Chase, a 20% shareholder in Mondex USA, will use the technology in the New York City chip card pilot it is planning for late this year with Citibank, MasterCard, and Visa.
Mr. Sladowski said other companies offered combination smart card- magnetic stripe terminals but didn't have the modular components of Intellect. With technology constantly evolving, flexibility was a key factor in Chase's decision.
Schlumberger, also vying for terminal market share in the United States, is in discussions with Intellect to market its terminals.
Phillip Kasper, assistant vice president of marketing for NCR, called Intellect "one of the key drivers" in the smart card industry. Chase's "exhaustive evaluation" is an indication that "their criteria will match that of other banks," he said. It reinforced NCR's decision to ally with Intellect for future branch automation projects.
"We have a lot of confidence in Tom Ream and his team," said Mr. Kasper. He was especially impressed by Intellect's appointment of Robin Townend as senior vice president of worldwide smart card strategy.
Mr. Townend, a 30-year banking industry veteran who came to card industry prominence while at Barclays Bank in Britain, joined Intellect in December after three years as senior vice president, chip card technology, at MasterCard.
Mr. Townend said he will use his knowledge, experience, and connections to facilitate alliance agreements worldwide and encourage direct sales.
Albert Irato, president and chief executive officer of Hypercom, said he welcomes the competition.
"The more people talking about smart cards the better," he said.

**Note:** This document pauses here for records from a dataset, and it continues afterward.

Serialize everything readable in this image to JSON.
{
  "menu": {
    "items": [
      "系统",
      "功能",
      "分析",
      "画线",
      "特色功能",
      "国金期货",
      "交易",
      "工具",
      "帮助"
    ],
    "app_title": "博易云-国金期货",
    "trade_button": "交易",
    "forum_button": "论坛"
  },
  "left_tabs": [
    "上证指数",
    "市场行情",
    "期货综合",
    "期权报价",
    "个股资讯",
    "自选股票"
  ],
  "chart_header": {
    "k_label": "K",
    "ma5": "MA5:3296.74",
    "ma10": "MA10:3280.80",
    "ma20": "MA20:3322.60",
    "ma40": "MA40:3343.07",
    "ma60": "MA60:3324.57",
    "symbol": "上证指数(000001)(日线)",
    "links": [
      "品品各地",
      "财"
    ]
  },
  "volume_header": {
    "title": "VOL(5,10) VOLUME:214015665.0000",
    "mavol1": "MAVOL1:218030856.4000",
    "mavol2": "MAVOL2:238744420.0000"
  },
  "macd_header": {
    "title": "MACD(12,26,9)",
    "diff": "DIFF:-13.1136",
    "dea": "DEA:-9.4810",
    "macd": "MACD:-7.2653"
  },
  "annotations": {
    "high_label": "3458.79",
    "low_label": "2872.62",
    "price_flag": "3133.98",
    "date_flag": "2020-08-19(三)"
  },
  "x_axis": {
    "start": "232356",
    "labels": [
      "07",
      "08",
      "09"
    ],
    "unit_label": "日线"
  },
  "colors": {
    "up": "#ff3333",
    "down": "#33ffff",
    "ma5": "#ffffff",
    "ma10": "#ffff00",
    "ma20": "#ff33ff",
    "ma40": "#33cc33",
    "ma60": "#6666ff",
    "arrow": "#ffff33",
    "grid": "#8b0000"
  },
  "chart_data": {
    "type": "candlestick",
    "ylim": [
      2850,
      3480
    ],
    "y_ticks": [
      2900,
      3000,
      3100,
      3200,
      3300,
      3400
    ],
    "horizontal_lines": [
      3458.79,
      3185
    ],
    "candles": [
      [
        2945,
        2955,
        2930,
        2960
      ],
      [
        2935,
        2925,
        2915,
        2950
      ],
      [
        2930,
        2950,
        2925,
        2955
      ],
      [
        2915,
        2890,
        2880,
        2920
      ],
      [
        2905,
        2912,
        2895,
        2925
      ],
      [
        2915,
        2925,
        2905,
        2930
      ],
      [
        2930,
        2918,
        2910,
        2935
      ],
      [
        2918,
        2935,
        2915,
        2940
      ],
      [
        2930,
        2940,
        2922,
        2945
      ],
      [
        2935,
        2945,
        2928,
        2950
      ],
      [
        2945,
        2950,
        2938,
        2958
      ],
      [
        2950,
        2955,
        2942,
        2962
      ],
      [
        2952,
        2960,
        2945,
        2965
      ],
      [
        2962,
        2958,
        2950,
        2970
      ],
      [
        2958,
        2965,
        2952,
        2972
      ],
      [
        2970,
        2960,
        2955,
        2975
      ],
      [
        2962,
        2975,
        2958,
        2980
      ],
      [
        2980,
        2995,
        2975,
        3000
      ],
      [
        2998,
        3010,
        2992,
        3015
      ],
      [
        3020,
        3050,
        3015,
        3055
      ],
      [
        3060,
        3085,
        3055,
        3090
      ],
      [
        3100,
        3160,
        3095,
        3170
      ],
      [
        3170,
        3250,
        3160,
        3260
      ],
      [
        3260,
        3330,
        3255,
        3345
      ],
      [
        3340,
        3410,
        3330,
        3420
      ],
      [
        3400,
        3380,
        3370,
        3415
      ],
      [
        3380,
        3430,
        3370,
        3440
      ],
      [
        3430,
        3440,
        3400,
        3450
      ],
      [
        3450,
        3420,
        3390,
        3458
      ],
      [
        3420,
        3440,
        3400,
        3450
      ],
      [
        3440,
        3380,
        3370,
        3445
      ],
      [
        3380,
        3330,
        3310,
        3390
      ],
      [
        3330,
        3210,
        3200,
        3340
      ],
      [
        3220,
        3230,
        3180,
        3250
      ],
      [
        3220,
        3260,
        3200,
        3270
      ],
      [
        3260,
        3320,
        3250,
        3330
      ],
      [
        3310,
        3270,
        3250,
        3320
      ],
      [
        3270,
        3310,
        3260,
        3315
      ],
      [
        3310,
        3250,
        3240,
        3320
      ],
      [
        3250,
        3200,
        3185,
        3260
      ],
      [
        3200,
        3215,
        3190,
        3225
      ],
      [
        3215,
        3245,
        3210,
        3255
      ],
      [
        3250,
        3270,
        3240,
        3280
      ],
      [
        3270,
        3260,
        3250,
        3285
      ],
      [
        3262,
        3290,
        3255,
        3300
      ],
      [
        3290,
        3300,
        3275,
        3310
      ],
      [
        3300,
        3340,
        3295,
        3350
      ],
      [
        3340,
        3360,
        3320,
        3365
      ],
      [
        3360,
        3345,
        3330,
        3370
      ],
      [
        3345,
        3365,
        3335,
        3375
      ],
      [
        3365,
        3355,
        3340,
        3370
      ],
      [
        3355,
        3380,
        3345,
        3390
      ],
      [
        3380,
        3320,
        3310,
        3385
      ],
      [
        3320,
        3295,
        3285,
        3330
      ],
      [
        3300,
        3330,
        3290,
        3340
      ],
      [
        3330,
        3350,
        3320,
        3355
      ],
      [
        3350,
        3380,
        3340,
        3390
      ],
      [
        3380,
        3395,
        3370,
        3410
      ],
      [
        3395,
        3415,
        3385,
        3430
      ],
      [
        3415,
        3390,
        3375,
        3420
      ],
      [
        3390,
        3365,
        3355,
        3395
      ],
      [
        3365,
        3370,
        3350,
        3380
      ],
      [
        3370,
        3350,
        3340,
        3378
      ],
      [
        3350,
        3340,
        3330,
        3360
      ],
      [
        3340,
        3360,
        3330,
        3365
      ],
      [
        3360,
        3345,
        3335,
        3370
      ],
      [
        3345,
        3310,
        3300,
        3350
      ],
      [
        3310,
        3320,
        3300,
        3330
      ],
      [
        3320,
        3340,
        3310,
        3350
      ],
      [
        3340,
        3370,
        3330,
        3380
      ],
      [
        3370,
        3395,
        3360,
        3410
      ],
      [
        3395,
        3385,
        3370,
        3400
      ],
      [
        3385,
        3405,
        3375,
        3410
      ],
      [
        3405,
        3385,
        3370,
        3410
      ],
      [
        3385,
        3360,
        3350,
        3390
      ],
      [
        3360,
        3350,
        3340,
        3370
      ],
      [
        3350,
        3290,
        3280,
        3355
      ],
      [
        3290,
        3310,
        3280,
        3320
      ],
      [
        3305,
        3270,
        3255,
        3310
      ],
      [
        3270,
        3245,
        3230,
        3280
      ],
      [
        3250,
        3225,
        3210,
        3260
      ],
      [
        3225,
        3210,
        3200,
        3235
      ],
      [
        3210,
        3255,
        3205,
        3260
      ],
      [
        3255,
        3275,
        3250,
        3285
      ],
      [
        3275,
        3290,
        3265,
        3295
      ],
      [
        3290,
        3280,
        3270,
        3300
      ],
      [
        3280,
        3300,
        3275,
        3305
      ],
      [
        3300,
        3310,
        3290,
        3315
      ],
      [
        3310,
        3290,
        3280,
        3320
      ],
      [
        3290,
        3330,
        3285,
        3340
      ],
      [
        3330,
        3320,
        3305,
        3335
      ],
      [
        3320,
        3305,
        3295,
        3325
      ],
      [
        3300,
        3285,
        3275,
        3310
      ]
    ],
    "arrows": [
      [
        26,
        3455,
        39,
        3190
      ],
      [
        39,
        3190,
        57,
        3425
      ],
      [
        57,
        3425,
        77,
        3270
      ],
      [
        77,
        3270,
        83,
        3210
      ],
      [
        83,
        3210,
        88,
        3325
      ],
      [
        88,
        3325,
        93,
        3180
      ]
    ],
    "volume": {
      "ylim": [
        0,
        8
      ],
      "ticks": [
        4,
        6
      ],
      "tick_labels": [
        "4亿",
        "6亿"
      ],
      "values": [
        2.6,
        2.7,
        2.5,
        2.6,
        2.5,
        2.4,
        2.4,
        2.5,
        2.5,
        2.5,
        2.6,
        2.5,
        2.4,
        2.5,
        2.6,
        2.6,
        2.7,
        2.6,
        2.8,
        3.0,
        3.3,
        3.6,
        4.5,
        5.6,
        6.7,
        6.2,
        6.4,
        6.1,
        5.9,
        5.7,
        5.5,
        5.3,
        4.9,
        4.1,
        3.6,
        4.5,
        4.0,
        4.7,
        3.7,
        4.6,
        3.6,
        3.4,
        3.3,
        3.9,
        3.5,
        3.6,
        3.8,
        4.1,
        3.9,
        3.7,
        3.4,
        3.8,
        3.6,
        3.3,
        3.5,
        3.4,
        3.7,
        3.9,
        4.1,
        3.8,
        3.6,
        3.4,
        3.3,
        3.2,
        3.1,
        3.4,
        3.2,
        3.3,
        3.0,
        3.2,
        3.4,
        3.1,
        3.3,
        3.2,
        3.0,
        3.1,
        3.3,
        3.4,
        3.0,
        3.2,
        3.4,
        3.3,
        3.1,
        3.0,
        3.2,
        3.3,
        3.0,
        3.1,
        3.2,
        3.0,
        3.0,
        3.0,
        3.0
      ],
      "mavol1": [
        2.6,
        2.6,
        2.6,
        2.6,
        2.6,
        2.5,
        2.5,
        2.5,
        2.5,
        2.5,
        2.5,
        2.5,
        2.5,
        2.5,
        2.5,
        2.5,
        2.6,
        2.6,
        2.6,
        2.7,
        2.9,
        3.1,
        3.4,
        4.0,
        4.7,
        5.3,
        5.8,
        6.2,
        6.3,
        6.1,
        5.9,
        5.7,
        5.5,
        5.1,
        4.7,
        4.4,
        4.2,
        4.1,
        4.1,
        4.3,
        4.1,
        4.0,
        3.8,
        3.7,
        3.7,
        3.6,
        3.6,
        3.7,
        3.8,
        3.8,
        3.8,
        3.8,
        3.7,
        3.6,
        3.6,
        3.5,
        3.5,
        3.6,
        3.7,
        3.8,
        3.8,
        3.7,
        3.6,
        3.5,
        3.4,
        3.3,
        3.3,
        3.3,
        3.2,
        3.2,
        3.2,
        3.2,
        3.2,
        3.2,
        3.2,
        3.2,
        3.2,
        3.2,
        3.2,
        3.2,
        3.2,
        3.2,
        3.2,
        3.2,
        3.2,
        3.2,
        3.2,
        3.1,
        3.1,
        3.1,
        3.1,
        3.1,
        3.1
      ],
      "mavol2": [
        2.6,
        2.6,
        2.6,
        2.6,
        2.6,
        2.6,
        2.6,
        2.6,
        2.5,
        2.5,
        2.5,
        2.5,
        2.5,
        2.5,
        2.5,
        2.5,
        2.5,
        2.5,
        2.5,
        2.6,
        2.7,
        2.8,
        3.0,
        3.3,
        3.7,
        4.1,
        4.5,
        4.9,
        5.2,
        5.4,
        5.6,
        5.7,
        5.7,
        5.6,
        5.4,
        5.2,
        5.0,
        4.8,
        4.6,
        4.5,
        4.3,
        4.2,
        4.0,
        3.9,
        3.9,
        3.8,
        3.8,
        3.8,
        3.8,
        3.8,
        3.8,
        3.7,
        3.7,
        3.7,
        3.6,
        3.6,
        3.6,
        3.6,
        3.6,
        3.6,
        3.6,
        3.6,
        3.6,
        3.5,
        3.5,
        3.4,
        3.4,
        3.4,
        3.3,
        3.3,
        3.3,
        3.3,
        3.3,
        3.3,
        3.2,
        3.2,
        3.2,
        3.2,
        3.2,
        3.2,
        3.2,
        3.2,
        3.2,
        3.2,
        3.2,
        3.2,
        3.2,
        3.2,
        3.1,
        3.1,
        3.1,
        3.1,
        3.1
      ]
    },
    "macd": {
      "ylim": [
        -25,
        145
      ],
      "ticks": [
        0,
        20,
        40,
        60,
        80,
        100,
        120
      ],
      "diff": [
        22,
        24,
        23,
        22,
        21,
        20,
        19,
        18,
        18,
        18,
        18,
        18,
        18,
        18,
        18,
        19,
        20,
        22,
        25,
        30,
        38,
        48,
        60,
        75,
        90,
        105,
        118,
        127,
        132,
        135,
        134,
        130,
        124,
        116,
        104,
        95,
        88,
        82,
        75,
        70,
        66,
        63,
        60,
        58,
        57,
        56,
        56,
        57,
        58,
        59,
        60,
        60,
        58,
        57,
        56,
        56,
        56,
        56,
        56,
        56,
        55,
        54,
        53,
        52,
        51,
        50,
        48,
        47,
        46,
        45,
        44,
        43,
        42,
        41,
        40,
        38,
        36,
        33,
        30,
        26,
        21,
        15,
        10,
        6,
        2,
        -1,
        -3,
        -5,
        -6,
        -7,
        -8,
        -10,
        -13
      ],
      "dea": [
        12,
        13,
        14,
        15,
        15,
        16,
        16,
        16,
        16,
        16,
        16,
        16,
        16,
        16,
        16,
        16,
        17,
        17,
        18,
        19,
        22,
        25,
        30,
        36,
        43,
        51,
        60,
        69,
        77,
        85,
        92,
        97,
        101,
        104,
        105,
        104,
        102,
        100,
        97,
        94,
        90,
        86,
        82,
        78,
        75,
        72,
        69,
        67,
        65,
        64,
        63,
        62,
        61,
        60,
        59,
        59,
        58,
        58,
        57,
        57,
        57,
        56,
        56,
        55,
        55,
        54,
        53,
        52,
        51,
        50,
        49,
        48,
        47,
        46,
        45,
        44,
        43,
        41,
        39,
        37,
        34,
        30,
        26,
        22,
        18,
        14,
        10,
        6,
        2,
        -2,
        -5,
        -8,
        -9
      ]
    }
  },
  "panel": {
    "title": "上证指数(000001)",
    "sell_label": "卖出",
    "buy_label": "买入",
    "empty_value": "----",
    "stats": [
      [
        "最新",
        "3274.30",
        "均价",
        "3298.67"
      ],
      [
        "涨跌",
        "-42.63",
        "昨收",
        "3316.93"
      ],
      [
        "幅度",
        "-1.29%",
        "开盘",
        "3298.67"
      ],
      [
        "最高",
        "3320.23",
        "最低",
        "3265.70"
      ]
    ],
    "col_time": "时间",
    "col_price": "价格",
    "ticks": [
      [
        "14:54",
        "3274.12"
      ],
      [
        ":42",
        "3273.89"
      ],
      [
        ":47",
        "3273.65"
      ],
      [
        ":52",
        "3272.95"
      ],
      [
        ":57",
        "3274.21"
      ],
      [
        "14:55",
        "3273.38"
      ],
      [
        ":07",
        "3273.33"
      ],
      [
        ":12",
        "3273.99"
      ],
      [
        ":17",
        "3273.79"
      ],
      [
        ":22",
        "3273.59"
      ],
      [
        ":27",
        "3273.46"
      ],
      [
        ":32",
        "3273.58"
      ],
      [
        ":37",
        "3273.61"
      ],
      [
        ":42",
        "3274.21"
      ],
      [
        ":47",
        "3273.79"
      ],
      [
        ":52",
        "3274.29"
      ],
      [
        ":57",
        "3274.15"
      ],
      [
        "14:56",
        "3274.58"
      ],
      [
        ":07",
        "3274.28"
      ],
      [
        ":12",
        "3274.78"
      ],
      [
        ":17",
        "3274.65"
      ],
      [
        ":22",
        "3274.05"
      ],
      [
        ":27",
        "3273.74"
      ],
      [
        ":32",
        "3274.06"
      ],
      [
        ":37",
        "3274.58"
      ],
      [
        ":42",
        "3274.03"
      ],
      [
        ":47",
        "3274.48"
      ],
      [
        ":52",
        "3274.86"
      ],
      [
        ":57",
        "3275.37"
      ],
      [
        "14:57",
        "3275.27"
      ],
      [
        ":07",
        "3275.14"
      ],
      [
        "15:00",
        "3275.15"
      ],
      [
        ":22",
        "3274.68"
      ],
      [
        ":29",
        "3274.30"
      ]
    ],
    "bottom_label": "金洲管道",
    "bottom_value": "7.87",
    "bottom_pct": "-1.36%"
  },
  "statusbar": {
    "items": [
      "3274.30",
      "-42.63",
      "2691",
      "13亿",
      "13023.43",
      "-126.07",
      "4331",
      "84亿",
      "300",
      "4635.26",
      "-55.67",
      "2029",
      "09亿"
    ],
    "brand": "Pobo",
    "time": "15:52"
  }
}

Hypercom has participated in several smart card programs, including a recent promotion with MasterCard International in conjunction with the National Hockey League's All Star Game.
While any company can compete, "success is driven by who gets the most purchase orders," Mr. Irato said.
With widespread smart card acceptance still years away, especially in the United States, Mr. Irato questioned Intellect's "staying power." Does a new company have the "capital to remain in the game for that long?" he asked.
Mr. Ream said Intellect is smaller and "more nimble" than its competitors, with a lean staff of 12 and low overhead.
"Staying power?" said Mr. Townend. "If we stay on the leading edge, our products will speak for themselves."